Numinous Objects. Guardians also reminds me that questing for valuable magical objects or even trying to keep the ones you already have out of the hands of villains is always a worthy plot. It' one thing to find the Hand of Vecna. But can you keep the lich and his minions from recovering it later? Sometimes even a mundane object presented at the beginning can have story implications later on. Keep stock of your items!

Saving the World. Lastly, Guardians of the Galaxy moreso than any hero movie so far, shows that a ragtag group of misfits can be coerced by circumstances, into saving the world (or galaxy) on more than one occasion. I used to routinely have my players save the Oerth from some mega-villain-demigod plot then after a while it seemed overdone so I stopped. Now years later, in the age of hero movies, I see that it's not a tired plot after all. Saving the world (or the kingdom at least) is what players will remember the most! That's all for now. What did you think of the movie?

Wednesday, May 3, 2017

Yawning Portal Page Count and More

Welcome back folks. This week I finally got my copy of Tales from the Yawning Portal. This 5E book is a compilation of classic dungeon crawls adapted for the new format. I have nothing but admiration for the quality of this work and the art within. Today I'm here to discuss the page count of each adventure as it compares to the original and how this book preserves the Greyhawk content of each chapter.


First off the Yawning Portal bar in Waterdeep is the framing device for this anthology, but for Greyhawk fans such as myself, it has an apt replacement for it in the City of Greyhawk's own Green Dragon Inn. From here the adventures can be ran as one offs or as part of a long campaign from 1st to 11+ level. Here they are in chapter order:

The Sunless Citadel by Bruce Cordell.
Page count: 24 (including maps)
Original: 32 + maps
Suggested location in Greyhawk: "The Sunless Citadel is a ruined Baklunish stronghold that was cast into the bowels of the earth when the Suel Imperium unleashed the Invoked Devastation.
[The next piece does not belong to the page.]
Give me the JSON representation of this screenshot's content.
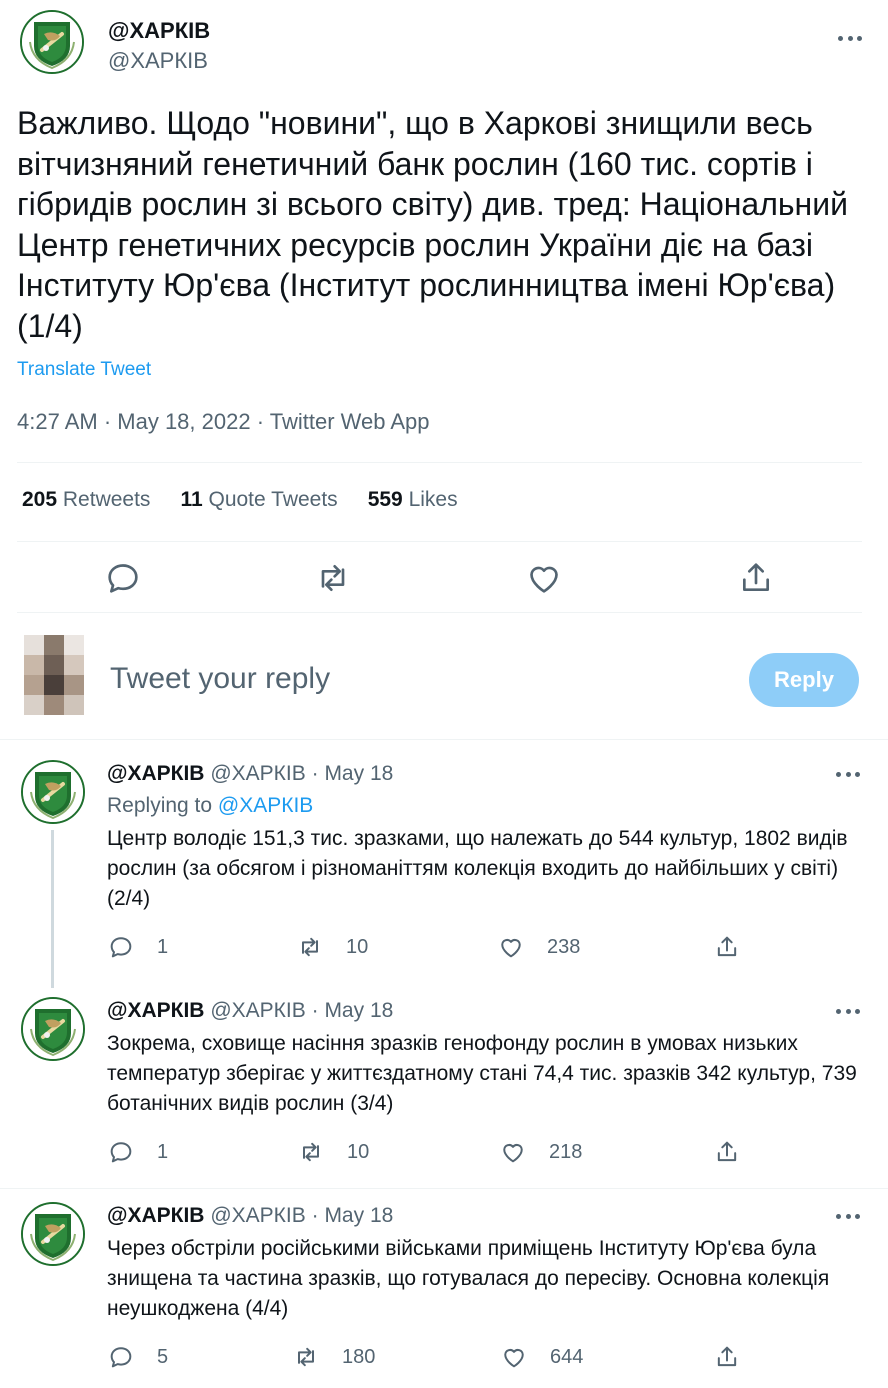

It is located in northwestern Bissel, in the foothills west of Thornward."

The Forge of Fury by Richard Baker.
Page count: 28 (including maps)
Original: 32 + maps
Suggested location in Greyhawk: "Khundrukar stands in the Pomarj, in the western Drachensgrab Hills. The fortress fell shortly after the Hateful Wars, when a wave of orcs and other evil humanoid invaders swept over the region."

The Hidden Shrine of Tamoachan by Harold Johnson and Jeff Leason.
Page count: 35 (with maps)
Original: 25 + maps and art
Location in Greyhawk: The Amedio Jungle.

White Plume Mountain by Lawrence Schick.
Page count: 13 (including maps)
Original: 16 + maps
Location in Greyhawk: Shield Lands

Dead in Thay by Scott Fitzgerald Gray.
Page count: 57 (with maps)
Original: 107 (including maps)
Suggested Location in Greyhawk: "Perhaps Rary the Traitor found the Doomvault -yet another vestige of ancient Sulm- under the Bright Desert."

Against the Giants by Gary Gygax.
Page count: 47 (including maps)
Original: 32 + maps
Location in Greyhawk: Various mountains

Tomb of Horrors by Gary Gygax.
Page count: 18 (with maps)
Original: 12 + maps and art
Location in Greyhawk: Vast Swamp/Various

Analysis:  I guess I've always known that 1E modules were short, but compared to later mods from 2E onward, they were thin indeed (due to their convention use). That said it's remarkable that some are increased in page count like Tamoachan and Giants. All in all every adventure seems to have been rigorously redesigned; keeping all the flavor and detail possible of the originals. Only Thay takes a huge page count hit. I never owned that module so I can't comment on what it lacks exactly. There is an additional 20 pages of monsters and magic item stat blocks in the appendix of TftYP which of course would've been found in the pages of the originals further padding these numbers by a few.

I am also happy with the suggested locations in the Greyhawk setting. I'm sure Chris Perkin's hand was involved, but of the three modules not already set here, they managed to find good spots within the central Flanaess. Smart and accessible. I applaude WotC on this effort. Sure, I like the nostalgic stuff better than their original work so far, but I am looking forward to using this book, quite possibly cover to cover.